** Opening Data to process block **
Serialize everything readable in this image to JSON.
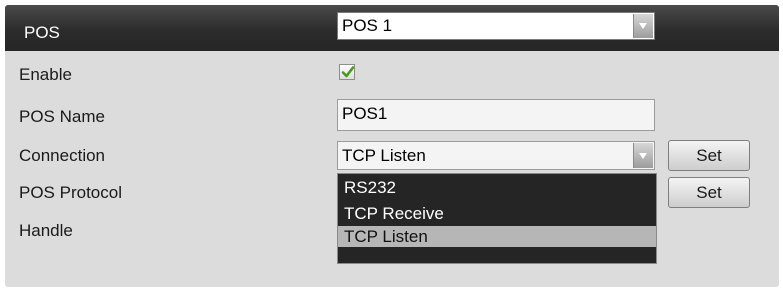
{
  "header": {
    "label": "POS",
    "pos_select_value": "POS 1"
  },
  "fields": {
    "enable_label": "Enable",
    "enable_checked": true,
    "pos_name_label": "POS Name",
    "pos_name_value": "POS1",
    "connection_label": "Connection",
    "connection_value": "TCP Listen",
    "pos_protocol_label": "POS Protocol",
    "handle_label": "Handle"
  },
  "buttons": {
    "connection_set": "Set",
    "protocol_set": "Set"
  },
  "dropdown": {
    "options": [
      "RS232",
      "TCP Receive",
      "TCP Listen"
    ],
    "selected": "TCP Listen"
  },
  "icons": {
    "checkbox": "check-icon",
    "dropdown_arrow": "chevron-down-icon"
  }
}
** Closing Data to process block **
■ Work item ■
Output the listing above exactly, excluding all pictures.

■ Output below ■
Serialize everything readable in this image to JSON.
{
  "header": {
    "label": "POS",
    "pos_select_value": "POS 1"
  },
  "fields": {
    "enable_label": "Enable",
    "enable_checked": true,
    "pos_name_label": "POS Name",
    "pos_name_value": "POS1",
    "connection_label": "Connection",
    "connection_value": "TCP Listen",
    "pos_protocol_label": "POS Protocol",
    "handle_label": "Handle"
  },
  "buttons": {
    "connection_set": "Set",
    "protocol_set": "Set"
  },
  "dropdown": {
    "options": [
      "RS232",
      "TCP Receive",
      "TCP Listen"
    ],
    "selected": "TCP Listen"
  },
  "icons": {
    "checkbox": "check-icon",
    "dropdown_arrow": "chevron-down-icon"
  }
}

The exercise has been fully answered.